An unfortunate "trend" has emerged in recent years in the Tahoe Basin. Beginning with the RPU's changes, which through extensive appeal requirements and convoluted area plan processes, makes public participation in plans and projects even more difficult, our planning agencies do not appear to be interested in true public engagement in planning for our future. Our challenge to TRPA's RPU created a storm of pro-RPU press messaging, including implications that those opposed to the RPU were simply against any and all new development. This misconception is still carried forward to this day by TRPA and many resort-related interests, making it more difficult to help share the facts with the public.

More recently, Placer County staff responded to efforts of citizens in North Lake Tahoe to engage the public in the proposed Martis Valley West ridgeline development by recommending that the 50+ people in attendance at the 10/21 Board of Supervisors meeting to speak on the project wait to comment until after the draft environmental document is out. At the other end of the Basin, El Dorado County's Planning Commission readily dismissed the feedback of 100's of residents on the new Meyers Area Plan and recommended the local advisory council not be required to follow public process requirements.    
If we want to ensure the public continues to have a say in our future, more people need to step up and speak out! Whether attending meetings, submitting comments, writing letters to the media, etc., the more people who speak up, the more difficult it will be for communities to be dismissed or have our input marginalized. We are glad to help provide you the information and assistance you need to speak out!  

Planning Updates:  



Placer County - Tahoe Basin Area Plan:


Due to concerns raised by the public and TRPA's Board members, Placer County is reorganizing the draft Area Plan (which will cover all areas in the Placer County portion of Lake Tahoe, possibly excluding the 112 acres in the Martis Valley West Parcel Area Plan) to match TRPA's terminology. This will be released this fall with a 60 day public comment period. Placer County and TRPA will also release a 2nd Notice of Preparation after draft Area Plan language has been available for public review. County staff presented an update and new schedule during the recent October 21 Board of Supervisors hearing.      


El Dorado County - Meyers Area Plan:

The efforts of concerned citizens have delayed the Meyers Area Plan update process. The draft Plan was heard by the Board of Supervisors on 10/28 in South Lake Tahoe, who agreed to hold another workshop in December.

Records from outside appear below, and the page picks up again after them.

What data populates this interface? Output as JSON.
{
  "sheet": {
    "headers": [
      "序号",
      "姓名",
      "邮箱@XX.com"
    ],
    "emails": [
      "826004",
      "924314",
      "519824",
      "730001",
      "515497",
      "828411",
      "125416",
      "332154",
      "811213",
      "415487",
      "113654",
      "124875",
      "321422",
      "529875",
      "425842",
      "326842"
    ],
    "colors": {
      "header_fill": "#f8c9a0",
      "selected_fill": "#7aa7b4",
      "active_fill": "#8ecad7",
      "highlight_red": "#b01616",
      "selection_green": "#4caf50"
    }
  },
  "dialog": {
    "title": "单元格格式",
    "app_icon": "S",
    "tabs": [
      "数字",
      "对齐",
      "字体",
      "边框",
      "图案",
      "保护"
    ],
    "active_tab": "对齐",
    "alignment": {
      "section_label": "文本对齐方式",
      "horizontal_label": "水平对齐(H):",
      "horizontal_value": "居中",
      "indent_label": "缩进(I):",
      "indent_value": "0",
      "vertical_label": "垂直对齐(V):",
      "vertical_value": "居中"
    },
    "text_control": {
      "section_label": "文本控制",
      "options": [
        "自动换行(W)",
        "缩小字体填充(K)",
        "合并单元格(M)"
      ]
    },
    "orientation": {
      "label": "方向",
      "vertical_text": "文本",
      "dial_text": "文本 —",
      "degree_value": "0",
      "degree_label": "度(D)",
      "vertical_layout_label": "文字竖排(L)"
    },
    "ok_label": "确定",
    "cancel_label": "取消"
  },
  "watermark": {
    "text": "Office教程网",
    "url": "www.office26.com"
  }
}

It is uncertain when El Dorado County plans to develop an Area Plan for the remaining portions of the County, which would include portions of Tahoma, Mckinney-Rubicon, and Meeks Bay. However, El Dorado County has previously stated it does not intend to start a new Area Plan process until the Meyers Area Plan is complete.



  FOWS will continue to follow these two Area Plans and update you as new information becomes available. 

Update on lawsuit against TRPA's 2012 Regional Plan Update (RPU):


On September 30, FOWS and the Sierra Club filed the Opening Brief for our Appeal to the federal 9th Circuit Court of Appeals. We will keep you updated as the process proceeds.

We invite you to contact us to learn more, ask questions, or simply get to know the FOWS Board.     

Please contact Jennifer Quashnick, FOWS Conservation Consultant, at:, or Susan Gearhart, FOWS President, at: (530) 525-0368.